• [WORK INSTRUCTIONS]
Reproduce all the data exactly, without pictures.

• [RECORDS PROVIDED]
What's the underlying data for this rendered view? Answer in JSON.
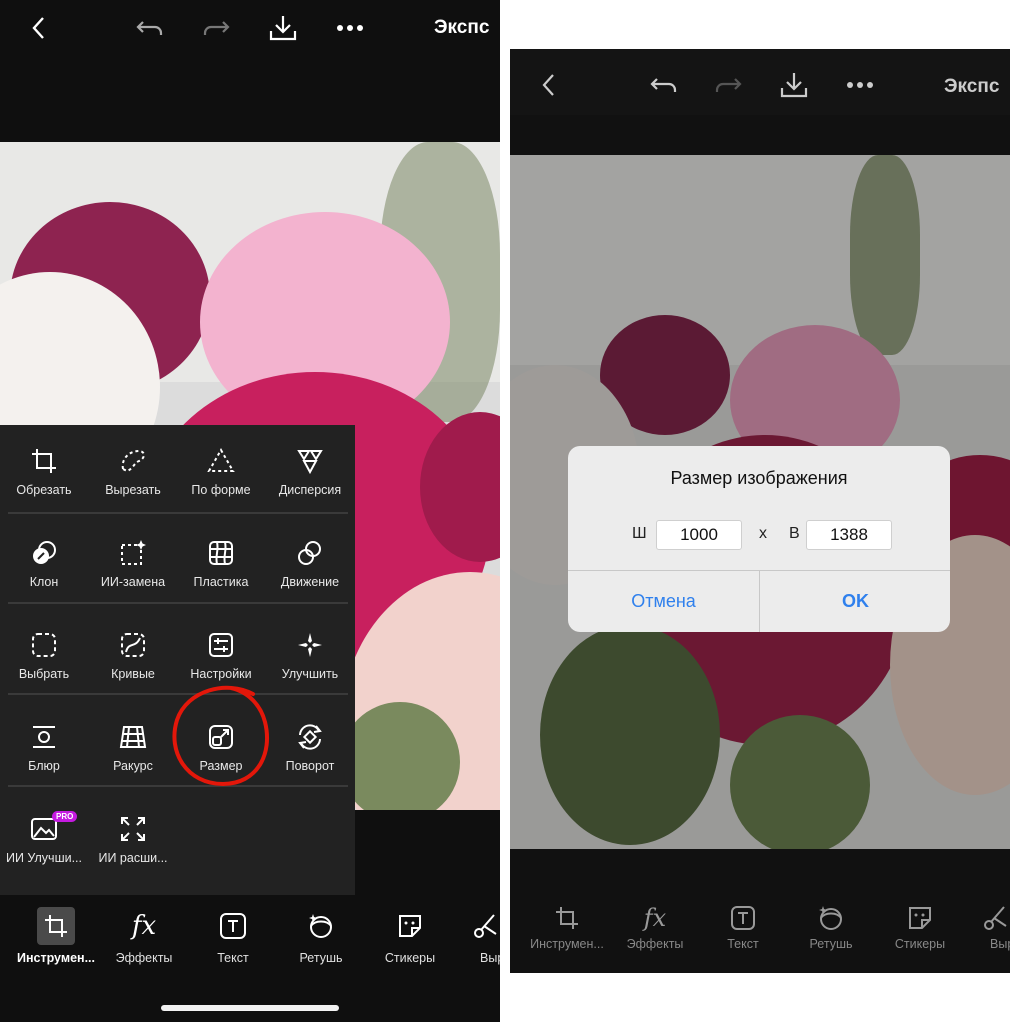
{
  "top_bar": {
    "export_label": "Экспс"
  },
  "tools": {
    "row1": [
      "Обрезать",
      "Вырезать",
      "По форме",
      "Дисперсия"
    ],
    "row2": [
      "Клон",
      "ИИ-замена",
      "Пластика",
      "Движение"
    ],
    "row3": [
      "Выбрать",
      "Кривые",
      "Настройки",
      "Улучшить"
    ],
    "row4": [
      "Блюр",
      "Ракурс",
      "Размер",
      "Поворот"
    ],
    "row5": [
      "ИИ Улучши...",
      "ИИ расши..."
    ],
    "pro_badge": "PRO"
  },
  "bottom_nav_left": [
    "Инструмен...",
    "Эффекты",
    "Текст",
    "Ретушь",
    "Стикеры",
    "Выр"
  ],
  "bottom_nav_right": [
    "Инструмен...",
    "Эффекты",
    "Текст",
    "Ретушь",
    "Стикеры",
    "Выр"
  ],
  "fx_glyph": "fx",
  "dialog": {
    "title": "Размер изображения",
    "width_label": "Ш",
    "width_value": "1000",
    "separator": "x",
    "height_label": "В",
    "height_value": "1388",
    "cancel_label": "Отмена",
    "ok_label": "OK"
  },
  "colors": {
    "accent_blue": "#2f80ed",
    "annotation_red": "#e3170a",
    "pro_purple": "#c51ae0"
  }
}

• [RESULT BELOW]
What's the underlying data for this rendered view? Answer in JSON.
{
  "top_bar": {
    "export_label": "Экспс"
  },
  "tools": {
    "row1": [
      "Обрезать",
      "Вырезать",
      "По форме",
      "Дисперсия"
    ],
    "row2": [
      "Клон",
      "ИИ-замена",
      "Пластика",
      "Движение"
    ],
    "row3": [
      "Выбрать",
      "Кривые",
      "Настройки",
      "Улучшить"
    ],
    "row4": [
      "Блюр",
      "Ракурс",
      "Размер",
      "Поворот"
    ],
    "row5": [
      "ИИ Улучши...",
      "ИИ расши..."
    ],
    "pro_badge": "PRO"
  },
  "bottom_nav_left": [
    "Инструмен...",
    "Эффекты",
    "Текст",
    "Ретушь",
    "Стикеры",
    "Выр"
  ],
  "bottom_nav_right": [
    "Инструмен...",
    "Эффекты",
    "Текст",
    "Ретушь",
    "Стикеры",
    "Выр"
  ],
  "fx_glyph": "fx",
  "dialog": {
    "title": "Размер изображения",
    "width_label": "Ш",
    "width_value": "1000",
    "separator": "x",
    "height_label": "В",
    "height_value": "1388",
    "cancel_label": "Отмена",
    "ok_label": "OK"
  },
  "colors": {
    "accent_blue": "#2f80ed",
    "annotation_red": "#e3170a",
    "pro_purple": "#c51ae0"
  }
}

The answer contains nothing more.